DATA EXTRACTS: Begin
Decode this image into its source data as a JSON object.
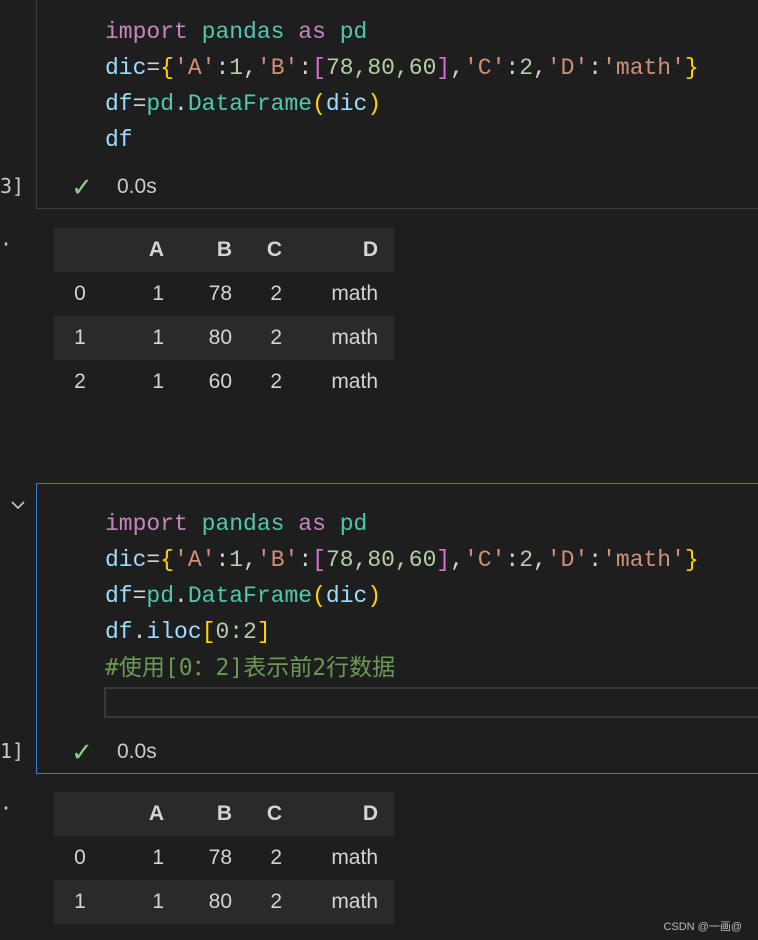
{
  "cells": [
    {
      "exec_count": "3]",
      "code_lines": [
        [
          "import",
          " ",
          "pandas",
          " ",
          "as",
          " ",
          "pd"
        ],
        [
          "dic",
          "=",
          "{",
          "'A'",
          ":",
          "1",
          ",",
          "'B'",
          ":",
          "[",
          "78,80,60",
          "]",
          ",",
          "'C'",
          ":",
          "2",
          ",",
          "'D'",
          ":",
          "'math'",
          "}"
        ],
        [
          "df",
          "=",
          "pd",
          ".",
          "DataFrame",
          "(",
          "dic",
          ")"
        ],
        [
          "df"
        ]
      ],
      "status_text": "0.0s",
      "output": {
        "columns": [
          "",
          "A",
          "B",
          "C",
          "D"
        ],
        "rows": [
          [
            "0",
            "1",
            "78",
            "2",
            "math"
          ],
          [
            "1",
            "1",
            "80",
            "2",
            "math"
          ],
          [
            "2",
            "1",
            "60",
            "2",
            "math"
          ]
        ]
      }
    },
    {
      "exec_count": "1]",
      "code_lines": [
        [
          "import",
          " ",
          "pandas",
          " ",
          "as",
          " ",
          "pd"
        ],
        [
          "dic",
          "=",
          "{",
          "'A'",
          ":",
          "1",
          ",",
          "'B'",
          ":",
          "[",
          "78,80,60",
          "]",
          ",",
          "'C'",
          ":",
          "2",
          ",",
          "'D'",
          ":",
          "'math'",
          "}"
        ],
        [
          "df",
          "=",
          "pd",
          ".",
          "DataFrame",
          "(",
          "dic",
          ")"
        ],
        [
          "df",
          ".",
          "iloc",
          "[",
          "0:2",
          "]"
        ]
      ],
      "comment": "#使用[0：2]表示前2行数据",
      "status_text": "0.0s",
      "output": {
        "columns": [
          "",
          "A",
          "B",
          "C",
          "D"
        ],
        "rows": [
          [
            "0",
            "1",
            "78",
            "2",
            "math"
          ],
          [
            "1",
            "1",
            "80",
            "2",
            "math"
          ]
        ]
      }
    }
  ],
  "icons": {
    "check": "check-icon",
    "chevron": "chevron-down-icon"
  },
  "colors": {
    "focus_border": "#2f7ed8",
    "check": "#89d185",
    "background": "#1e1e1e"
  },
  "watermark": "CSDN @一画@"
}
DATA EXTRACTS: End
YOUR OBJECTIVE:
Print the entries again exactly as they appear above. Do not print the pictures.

TASK RESULT:
Decode this image into its source data as a JSON object.
{
  "cells": [
    {
      "exec_count": "3]",
      "code_lines": [
        [
          "import",
          " ",
          "pandas",
          " ",
          "as",
          " ",
          "pd"
        ],
        [
          "dic",
          "=",
          "{",
          "'A'",
          ":",
          "1",
          ",",
          "'B'",
          ":",
          "[",
          "78,80,60",
          "]",
          ",",
          "'C'",
          ":",
          "2",
          ",",
          "'D'",
          ":",
          "'math'",
          "}"
        ],
        [
          "df",
          "=",
          "pd",
          ".",
          "DataFrame",
          "(",
          "dic",
          ")"
        ],
        [
          "df"
        ]
      ],
      "status_text": "0.0s",
      "output": {
        "columns": [
          "",
          "A",
          "B",
          "C",
          "D"
        ],
        "rows": [
          [
            "0",
            "1",
            "78",
            "2",
            "math"
          ],
          [
            "1",
            "1",
            "80",
            "2",
            "math"
          ],
          [
            "2",
            "1",
            "60",
            "2",
            "math"
          ]
        ]
      }
    },
    {
      "exec_count": "1]",
      "code_lines": [
        [
          "import",
          " ",
          "pandas",
          " ",
          "as",
          " ",
          "pd"
        ],
        [
          "dic",
          "=",
          "{",
          "'A'",
          ":",
          "1",
          ",",
          "'B'",
          ":",
          "[",
          "78,80,60",
          "]",
          ",",
          "'C'",
          ":",
          "2",
          ",",
          "'D'",
          ":",
          "'math'",
          "}"
        ],
        [
          "df",
          "=",
          "pd",
          ".",
          "DataFrame",
          "(",
          "dic",
          ")"
        ],
        [
          "df",
          ".",
          "iloc",
          "[",
          "0:2",
          "]"
        ]
      ],
      "comment": "#使用[0：2]表示前2行数据",
      "status_text": "0.0s",
      "output": {
        "columns": [
          "",
          "A",
          "B",
          "C",
          "D"
        ],
        "rows": [
          [
            "0",
            "1",
            "78",
            "2",
            "math"
          ],
          [
            "1",
            "1",
            "80",
            "2",
            "math"
          ]
        ]
      }
    }
  ],
  "icons": {
    "check": "check-icon",
    "chevron": "chevron-down-icon"
  },
  "colors": {
    "focus_border": "#2f7ed8",
    "check": "#89d185",
    "background": "#1e1e1e"
  },
  "watermark": "CSDN @一画@"
}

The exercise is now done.